Album by Captain Chucke
Review by Roy Peak
The genre of folk punk is still evolving and can be many things, some of which often contradict one another. Sometimes the artist's personal choice in their state of sobriety or instrument tuning can be questionable, sometimes not. Some of these bands are strictly acoustic while others employ a range of instruments including electric guitars, synths, and drum machines. The one thing they all have in common is passionate songs about the changing times we all find ourselves in. Songs about politics, climate change, being in debt, and how hopeless the future seems are all typical of modern folk punk material.
Captain Chucke and his band go the strictly acoustic instrument route (banjolele, guitar, saxophone, and violin) and play in a mostly contemporary bluegrass style—although one that is revved up a bit—and are completely unafraid to tackle themes that you won't hear at many bluegrass shows. "We're in a police state, that's what they say.

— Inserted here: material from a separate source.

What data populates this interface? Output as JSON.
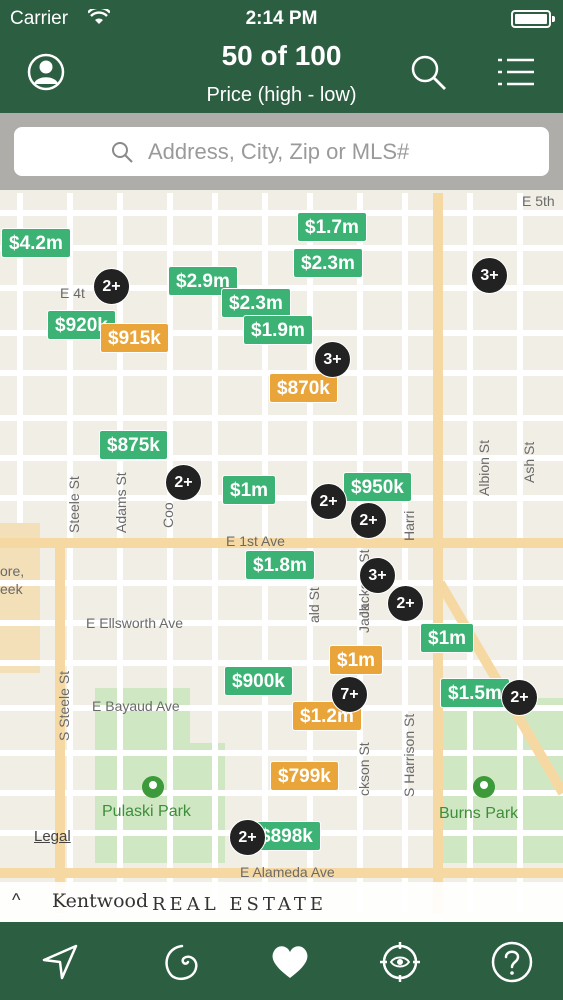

Me, I voted for anarchy. The system's not broke, It was built this way," the good Captain sings in "1984."
Songs like "Climate Change Refugee," "Roadside Bed," "Don't You Think Twice About Me," and several others here are all about moving on, whether because you have to or because you want to. Whether by walking away or hopping a train, it matters not as quite often it's just the act of moving on that matters most.
The album ends on a rare "up" note with "Coming Back for More." Chugging acoustics and a weaving fiddle line keep a nice bed for the lyrics, which are more positive than anything else on the album. Perhaps these folk punkers have found something worth looking forward to after all?
This album was recorded and mixed in two all-day long sessions, keeping it all fresh and real as it gets. What you hear is most likely what you get live from Captain Chucke and his band of cohorts.
If you like supporting good causes mixed in with your musical purchases you'll be happy to know that 20% of everything Captain Chucke makes from this album will go to the climate change action group, Extinction Rebellion, an organization which raises awareness for climate change through peaceful protesting.
You can check out Until I Turn to Dust by Captain Chucke at the Bandcamp link below, or Spotify.
Roy Peak has played electric bass in more bands than he cares to remember for more years than he can remember. He wrote the theme song for the Utica, New York radio show "Hey You Kids, Get Off My Lawn" on WPNR-FM. His solo debut album, All Is Well, has been called "Loud, cacophonous, and beautiful by a truly unique artist." His short fiction has been published in The Dead Mule School of Southern Literature and he writes music reviews for the King Tut Vintage Album Museum of Jacksonville.